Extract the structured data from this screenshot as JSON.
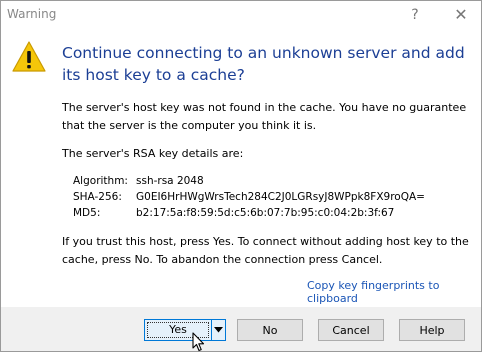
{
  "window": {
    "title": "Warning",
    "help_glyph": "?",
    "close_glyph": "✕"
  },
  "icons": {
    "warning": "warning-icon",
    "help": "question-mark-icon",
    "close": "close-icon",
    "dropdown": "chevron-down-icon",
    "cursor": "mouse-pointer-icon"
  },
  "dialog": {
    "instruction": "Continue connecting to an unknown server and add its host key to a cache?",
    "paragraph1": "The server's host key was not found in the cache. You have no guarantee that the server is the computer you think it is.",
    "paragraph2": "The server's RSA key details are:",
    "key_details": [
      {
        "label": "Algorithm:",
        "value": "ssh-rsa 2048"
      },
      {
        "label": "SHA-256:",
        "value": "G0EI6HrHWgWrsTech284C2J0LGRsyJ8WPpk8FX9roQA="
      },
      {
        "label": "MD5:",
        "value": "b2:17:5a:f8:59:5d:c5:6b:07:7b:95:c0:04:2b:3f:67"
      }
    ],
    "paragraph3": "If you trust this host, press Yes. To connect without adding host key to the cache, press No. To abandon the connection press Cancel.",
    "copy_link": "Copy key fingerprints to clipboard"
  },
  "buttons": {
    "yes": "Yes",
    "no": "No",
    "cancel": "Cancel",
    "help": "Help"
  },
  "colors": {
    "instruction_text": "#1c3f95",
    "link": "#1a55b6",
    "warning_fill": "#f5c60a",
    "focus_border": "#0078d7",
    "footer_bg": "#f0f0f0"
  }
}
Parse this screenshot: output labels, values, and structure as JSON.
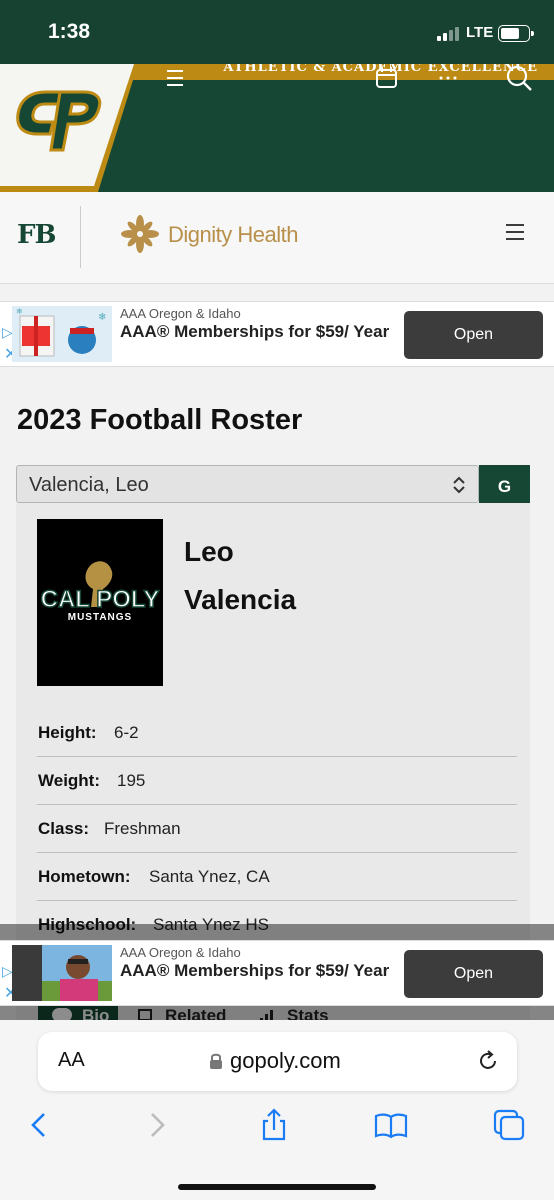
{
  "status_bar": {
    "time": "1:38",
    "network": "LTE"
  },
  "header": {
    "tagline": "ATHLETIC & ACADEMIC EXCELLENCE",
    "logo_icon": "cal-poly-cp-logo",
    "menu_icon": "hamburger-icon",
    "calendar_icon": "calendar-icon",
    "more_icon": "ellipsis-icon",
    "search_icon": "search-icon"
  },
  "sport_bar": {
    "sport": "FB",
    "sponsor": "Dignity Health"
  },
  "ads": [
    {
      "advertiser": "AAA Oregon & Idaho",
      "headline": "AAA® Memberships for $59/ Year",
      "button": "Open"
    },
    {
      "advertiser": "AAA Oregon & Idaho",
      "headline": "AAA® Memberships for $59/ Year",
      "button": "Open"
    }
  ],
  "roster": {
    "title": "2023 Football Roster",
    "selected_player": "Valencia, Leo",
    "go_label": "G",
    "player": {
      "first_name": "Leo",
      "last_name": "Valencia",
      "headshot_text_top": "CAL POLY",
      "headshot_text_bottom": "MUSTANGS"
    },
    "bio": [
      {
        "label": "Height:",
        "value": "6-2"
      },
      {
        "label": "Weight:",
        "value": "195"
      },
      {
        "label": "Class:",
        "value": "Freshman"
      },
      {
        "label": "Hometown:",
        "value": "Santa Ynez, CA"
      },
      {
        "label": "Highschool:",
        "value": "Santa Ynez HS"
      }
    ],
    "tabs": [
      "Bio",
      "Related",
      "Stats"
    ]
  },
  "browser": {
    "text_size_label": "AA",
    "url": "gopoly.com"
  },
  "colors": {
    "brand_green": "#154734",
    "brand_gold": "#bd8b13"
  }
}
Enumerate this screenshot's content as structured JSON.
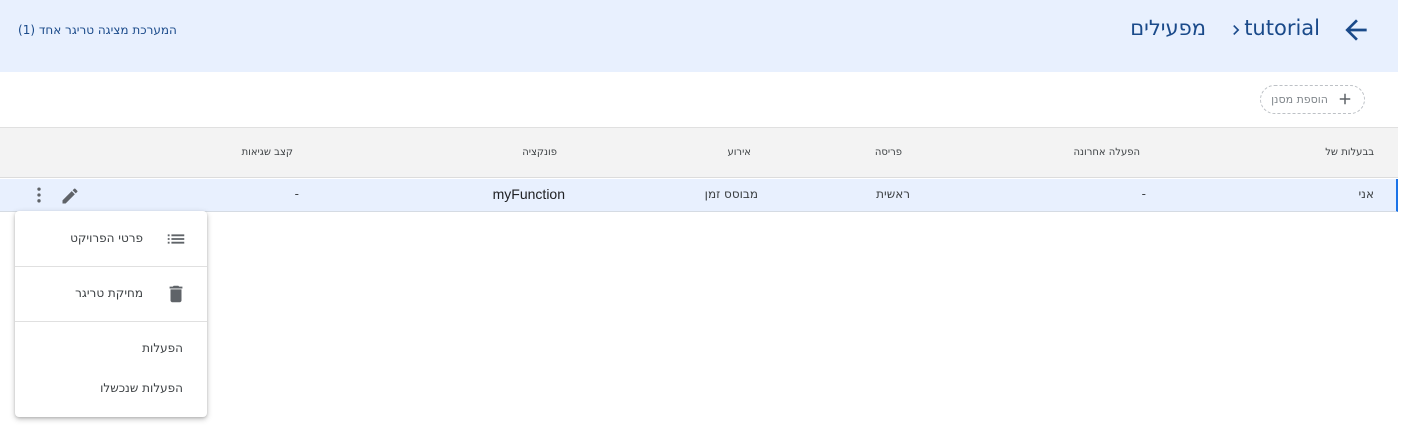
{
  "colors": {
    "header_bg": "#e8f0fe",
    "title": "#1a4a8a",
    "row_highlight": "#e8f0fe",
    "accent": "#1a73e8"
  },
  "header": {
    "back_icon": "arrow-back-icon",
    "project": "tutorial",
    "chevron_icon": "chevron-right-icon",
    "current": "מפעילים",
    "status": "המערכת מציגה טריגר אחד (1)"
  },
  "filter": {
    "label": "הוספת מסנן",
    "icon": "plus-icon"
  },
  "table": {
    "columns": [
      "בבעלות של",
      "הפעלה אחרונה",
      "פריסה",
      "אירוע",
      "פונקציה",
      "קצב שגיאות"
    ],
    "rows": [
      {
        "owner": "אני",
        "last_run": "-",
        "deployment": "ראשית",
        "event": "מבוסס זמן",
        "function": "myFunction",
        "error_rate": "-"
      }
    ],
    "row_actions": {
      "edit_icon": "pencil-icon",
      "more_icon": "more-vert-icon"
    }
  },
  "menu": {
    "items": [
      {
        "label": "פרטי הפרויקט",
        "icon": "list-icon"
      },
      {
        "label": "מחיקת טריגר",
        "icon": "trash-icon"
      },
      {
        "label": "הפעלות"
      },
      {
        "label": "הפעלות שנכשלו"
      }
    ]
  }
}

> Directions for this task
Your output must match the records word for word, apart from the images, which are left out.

> Result
Extract the structured data from this screenshot as JSON.
{
  "window": {
    "title": "Warning",
    "help_glyph": "?",
    "close_glyph": "✕"
  },
  "icons": {
    "warning": "warning-icon",
    "help": "question-mark-icon",
    "close": "close-icon",
    "dropdown": "chevron-down-icon",
    "cursor": "mouse-pointer-icon"
  },
  "dialog": {
    "instruction": "Continue connecting to an unknown server and add its host key to a cache?",
    "paragraph1": "The server's host key was not found in the cache. You have no guarantee that the server is the computer you think it is.",
    "paragraph2": "The server's RSA key details are:",
    "key_details": [
      {
        "label": "Algorithm:",
        "value": "ssh-rsa 2048"
      },
      {
        "label": "SHA-256:",
        "value": "G0EI6HrHWgWrsTech284C2J0LGRsyJ8WPpk8FX9roQA="
      },
      {
        "label": "MD5:",
        "value": "b2:17:5a:f8:59:5d:c5:6b:07:7b:95:c0:04:2b:3f:67"
      }
    ],
    "paragraph3": "If you trust this host, press Yes. To connect without adding host key to the cache, press No. To abandon the connection press Cancel.",
    "copy_link": "Copy key fingerprints to clipboard"
  },
  "buttons": {
    "yes": "Yes",
    "no": "No",
    "cancel": "Cancel",
    "help": "Help"
  },
  "colors": {
    "instruction_text": "#1c3f95",
    "link": "#1a55b6",
    "warning_fill": "#f5c60a",
    "focus_border": "#0078d7",
    "footer_bg": "#f0f0f0"
  }
}
Parse this screenshot: output labels, values, and structure as JSON.
{
  "status_bar": {
    "time": "1:38",
    "network": "LTE"
  },
  "header": {
    "tagline": "ATHLETIC & ACADEMIC EXCELLENCE",
    "logo_icon": "cal-poly-cp-logo",
    "menu_icon": "hamburger-icon",
    "calendar_icon": "calendar-icon",
    "more_icon": "ellipsis-icon",
    "search_icon": "search-icon"
  },
  "sport_bar": {
    "sport": "FB",
    "sponsor": "Dignity Health"
  },
  "ads": [
    {
      "advertiser": "AAA Oregon & Idaho",
      "headline": "AAA® Memberships for $59/ Year",
      "button": "Open"
    },
    {
      "advertiser": "AAA Oregon & Idaho",
      "headline": "AAA® Memberships for $59/ Year",
      "button": "Open"
    }
  ],
  "roster": {
    "title": "2023 Football Roster",
    "selected_player": "Valencia, Leo",
    "go_label": "G",
    "player": {
      "first_name": "Leo",
      "last_name": "Valencia",
      "headshot_text_top": "CAL POLY",
      "headshot_text_bottom": "MUSTANGS"
    },
    "bio": [
      {
        "label": "Height:",
        "value": "6-2"
      },
      {
        "label": "Weight:",
        "value": "195"
      },
      {
        "label": "Class:",
        "value": "Freshman"
      },
      {
        "label": "Hometown:",
        "value": "Santa Ynez, CA"
      },
      {
        "label": "Highschool:",
        "value": "Santa Ynez HS"
      }
    ],
    "tabs": [
      "Bio",
      "Related",
      "Stats"
    ]
  },
  "browser": {
    "text_size_label": "AA",
    "url": "gopoly.com"
  },
  "colors": {
    "brand_green": "#154734",
    "brand_gold": "#bd8b13"
  }
}
Enumerate this screenshot's content as structured JSON.
{
  "colors": {
    "header_bg": "#e8f0fe",
    "title": "#1a4a8a",
    "row_highlight": "#e8f0fe",
    "accent": "#1a73e8"
  },
  "header": {
    "back_icon": "arrow-back-icon",
    "project": "tutorial",
    "chevron_icon": "chevron-right-icon",
    "current": "מפעילים",
    "status": "המערכת מציגה טריגר אחד (1)"
  },
  "filter": {
    "label": "הוספת מסנן",
    "icon": "plus-icon"
  },
  "table": {
    "columns": [
      "בבעלות של",
      "הפעלה אחרונה",
      "פריסה",
      "אירוע",
      "פונקציה",
      "קצב שגיאות"
    ],
    "rows": [
      {
        "owner": "אני",
        "last_run": "-",
        "deployment": "ראשית",
        "event": "מבוסס זמן",
        "function": "myFunction",
        "error_rate": "-"
      }
    ],
    "row_actions": {
      "edit_icon": "pencil-icon",
      "more_icon": "more-vert-icon"
    }
  },
  "menu": {
    "items": [
      {
        "label": "פרטי הפרויקט",
        "icon": "list-icon"
      },
      {
        "label": "מחיקת טריגר",
        "icon": "trash-icon"
      },
      {
        "label": "הפעלות"
      },
      {
        "label": "הפעלות שנכשלו"
      }
    ]
  }
}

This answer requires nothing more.